  • For those that are looking to improve their physical health as they work to improve their mental health, we offer individual personal training and small group strength training options like “Women on Weights and Bootcamps.

These are just a few of the Whole Person Wellness services we offer.

In a world where most of us have to make a concerted effort to avoid painful or traumatic images and stories in the news or on social media, many BIPOC don’t have that luxury, as they both experience trauma based on their racial identity and then re-experience it in the images and stories told by friends and family in addition to the news and social media.

So, as we celebrate the last few days of Black History month, Greater Austin YMCA invites members of ALL communities to allow us to be a respite from your daily struggles. We stand ready to support you on your journey towards whole person wellness.

*For more information about RBTS please visit https://www.mhanational.org/racial-trauma

Kristen Pierce Vreeke, LMFT-S, is the creator of Everline Counseling, the Greater Austin YMCA’s initiative to make mental health more affordable and accessible.
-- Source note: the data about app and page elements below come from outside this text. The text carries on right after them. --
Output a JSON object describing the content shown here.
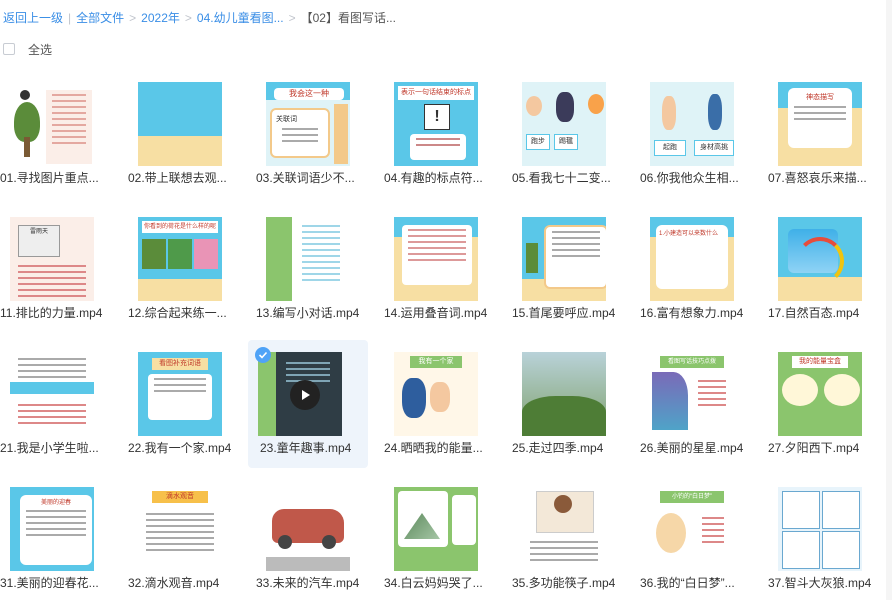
{
  "breadcrumb": {
    "back": "返回上一级",
    "items": [
      "全部文件",
      "2022年",
      "04.幼儿童看图..."
    ],
    "current": "【02】看图写话..."
  },
  "select_all": "全选",
  "files": [
    {
      "name": "01.寻找图片重点...",
      "thumb": "t1"
    },
    {
      "name": "02.带上联想去观...",
      "thumb": "t2"
    },
    {
      "name": "03.关联词语少不...",
      "thumb": "t3"
    },
    {
      "name": "04.有趣的标点符...",
      "thumb": "t4"
    },
    {
      "name": "05.看我七十二变...",
      "thumb": "t5"
    },
    {
      "name": "06.你我他众生相...",
      "thumb": "t6"
    },
    {
      "name": "07.喜怒哀乐来描...",
      "thumb": "t7"
    },
    {
      "name": "11.排比的力量.mp4",
      "thumb": "t11"
    },
    {
      "name": "12.综合起来练一...",
      "thumb": "t12"
    },
    {
      "name": "13.编写小对话.mp4",
      "thumb": "t13"
    },
    {
      "name": "14.运用叠音词.mp4",
      "thumb": "t14"
    },
    {
      "name": "15.首尾要呼应.mp4",
      "thumb": "t15"
    },
    {
      "name": "16.富有想象力.mp4",
      "thumb": "t16"
    },
    {
      "name": "17.自然百态.mp4",
      "thumb": "t17"
    },
    {
      "name": "21.我是小学生啦...",
      "thumb": "t21"
    },
    {
      "name": "22.我有一个家.mp4",
      "thumb": "t22"
    },
    {
      "name": "23.童年趣事.mp4",
      "thumb": "t23"
    },
    {
      "name": "24.晒晒我的能量...",
      "thumb": "t24"
    },
    {
      "name": "25.走过四季.mp4",
      "thumb": "t25"
    },
    {
      "name": "26.美丽的星星.mp4",
      "thumb": "t26"
    },
    {
      "name": "27.夕阳西下.mp4",
      "thumb": "t27"
    },
    {
      "name": "31.美丽的迎春花...",
      "thumb": "t31"
    },
    {
      "name": "32.滴水观音.mp4",
      "thumb": "t32"
    },
    {
      "name": "33.未来的汽车.mp4",
      "thumb": "t33"
    },
    {
      "name": "34.白云妈妈哭了...",
      "thumb": "t34"
    },
    {
      "name": "35.多功能筷子.mp4",
      "thumb": "t35"
    },
    {
      "name": "36.我的“白日梦”...",
      "thumb": "t36"
    },
    {
      "name": "37.智斗大灰狼.mp4",
      "thumb": "t37"
    }
  ],
  "thumb_text": {
    "t3": "我会这一种",
    "t3b": "关联词",
    "t4": "表示一句话结束的标点",
    "t4b": "!",
    "t5": [
      "跑步",
      "踢毽"
    ],
    "t6": [
      "起跑",
      "身材高挑"
    ],
    "t7": "神态描写",
    "t11": "雷雨天",
    "t12": "你看到的荷花是什么样的呢",
    "t16": "1.小建造可以来数什么",
    "t22": "看图补充词语",
    "t24": "我有一个家",
    "t26": "看图写话技巧点拨",
    "t27": "我的能量宝盒",
    "t31": "美丽的迎春",
    "t32": "滴水观音",
    "t36": "小钓的“白日梦”"
  },
  "colors": {
    "link": "#3a8ee6",
    "hover_bg": "#eef4fb",
    "check": "#4fa3f7"
  },
  "selected_file": "23.童年趣事.mp4"
}
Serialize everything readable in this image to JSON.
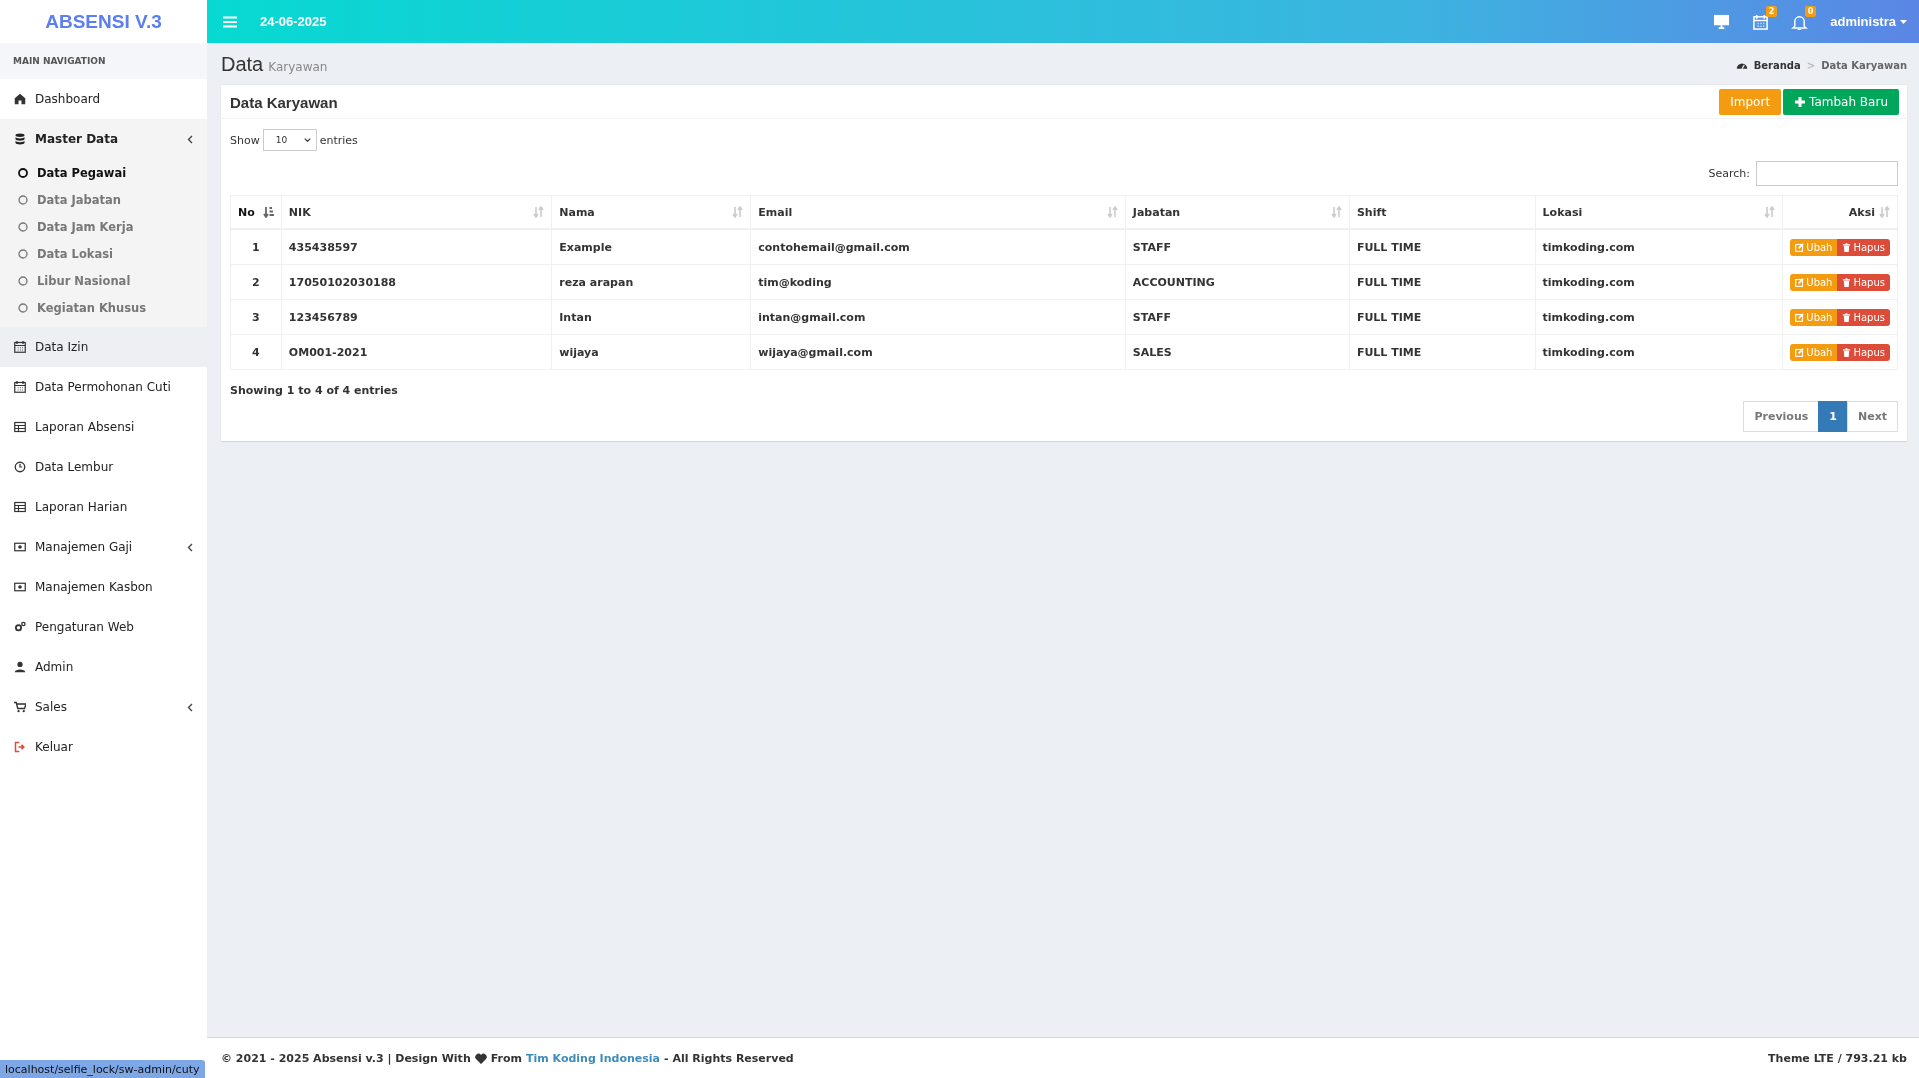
{
  "brand": "ABSENSI V.3",
  "header": {
    "date": "24-06-2025",
    "badges": [
      {
        "count": "2"
      },
      {
        "count": "0"
      }
    ],
    "user": "administra"
  },
  "sidebar": {
    "heading": "MAIN NAVIGATION",
    "items": [
      {
        "label": "Dashboard",
        "selected": false,
        "hovered": false
      },
      {
        "label": "Master Data",
        "selected": true,
        "hovered": false,
        "kind": "tree",
        "children": [
          {
            "label": "Data Pegawai",
            "selected": true
          },
          {
            "label": "Data Jabatan",
            "selected": false
          },
          {
            "label": "Data Jam Kerja",
            "selected": false
          },
          {
            "label": "Data Lokasi",
            "selected": false
          },
          {
            "label": "Libur Nasional",
            "selected": false
          },
          {
            "label": "Kegiatan Khusus",
            "selected": false
          }
        ]
      },
      {
        "label": "Data Izin",
        "selected": false,
        "hovered": true
      },
      {
        "label": "Data Permohonan Cuti",
        "selected": false,
        "hovered": false
      },
      {
        "label": "Laporan Absensi",
        "selected": false,
        "hovered": false
      },
      {
        "label": "Data Lembur",
        "selected": false,
        "hovered": false
      },
      {
        "label": "Laporan Harian",
        "selected": false,
        "hovered": false
      },
      {
        "label": "Manajemen Gaji",
        "selected": false,
        "hovered": false,
        "kind": "tree"
      },
      {
        "label": "Manajemen Kasbon",
        "selected": false,
        "hovered": false
      },
      {
        "label": "Pengaturan Web",
        "selected": false,
        "hovered": false
      },
      {
        "label": "Admin",
        "selected": false,
        "hovered": false
      },
      {
        "label": "Sales",
        "selected": false,
        "hovered": false,
        "kind": "tree"
      },
      {
        "label": "Keluar",
        "selected": false,
        "hovered": false
      }
    ]
  },
  "page": {
    "title": "Data",
    "subtitle": "Karyawan",
    "breadcrumb": [
      "Beranda",
      "Data Karyawan"
    ],
    "breadcrumb_separator": ">"
  },
  "box": {
    "title": "Data Karyawan",
    "buttons": [
      {
        "kind": "warning",
        "label": "Import"
      },
      {
        "kind": "success",
        "label": "Tambah Baru"
      }
    ],
    "show_label": "Show",
    "page_size": "10",
    "entries_label": "entries",
    "search_label": "Search:",
    "table": {
      "columns": [
        {
          "label": "No",
          "sortable": true,
          "sorted": true
        },
        {
          "label": "NIK",
          "sortable": true,
          "sorted": false
        },
        {
          "label": "Nama",
          "sortable": true,
          "sorted": false
        },
        {
          "label": "Email",
          "sortable": true,
          "sorted": false
        },
        {
          "label": "Jabatan",
          "sortable": true,
          "sorted": false
        },
        {
          "label": "Shift",
          "sortable": false,
          "sorted": false
        },
        {
          "label": "Lokasi",
          "sortable": true,
          "sorted": false
        },
        {
          "label": "Aksi",
          "sortable": true,
          "sorted": false
        }
      ],
      "rows": [
        {
          "cells": [
            "1",
            "435438597",
            "Example",
            "contohemail@gmail.com",
            "STAFF",
            "FULL TIME",
            "timkoding.com"
          ],
          "actions": [
            "Ubah",
            "Hapus"
          ]
        },
        {
          "cells": [
            "2",
            "17050102030188",
            "reza arapan",
            "tim@koding",
            "ACCOUNTING",
            "FULL TIME",
            "timkoding.com"
          ],
          "actions": [
            "Ubah",
            "Hapus"
          ]
        },
        {
          "cells": [
            "3",
            "123456789",
            "Intan",
            "intan@gmail.com",
            "STAFF",
            "FULL TIME",
            "timkoding.com"
          ],
          "actions": [
            "Ubah",
            "Hapus"
          ]
        },
        {
          "cells": [
            "4",
            "OM001-2021",
            "wijaya",
            "wijaya@gmail.com",
            "SALES",
            "FULL TIME",
            "timkoding.com"
          ],
          "actions": [
            "Ubah",
            "Hapus"
          ]
        }
      ]
    },
    "info": "Showing 1 to 4 of 4 entries",
    "pagination": [
      {
        "label": "Previous",
        "selected": false
      },
      {
        "label": "1",
        "selected": true
      },
      {
        "label": "Next",
        "selected": false
      }
    ]
  },
  "footer": {
    "left_before": "© 2021 - 2025 Absensi v.3 | Design With",
    "left_from": "From",
    "link": "Tim Koding Indonesia",
    "left_after": "- All Rights Reserved",
    "right": "Theme LTE / 793.21 kb"
  },
  "status_url": "localhost/selfie_lock/sw-admin/cuty"
}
All opinions expressed here are those of their authors and/or contributors and not of their employer. Any questions or concerns regarding the content found here may be sent to info@austinymca.org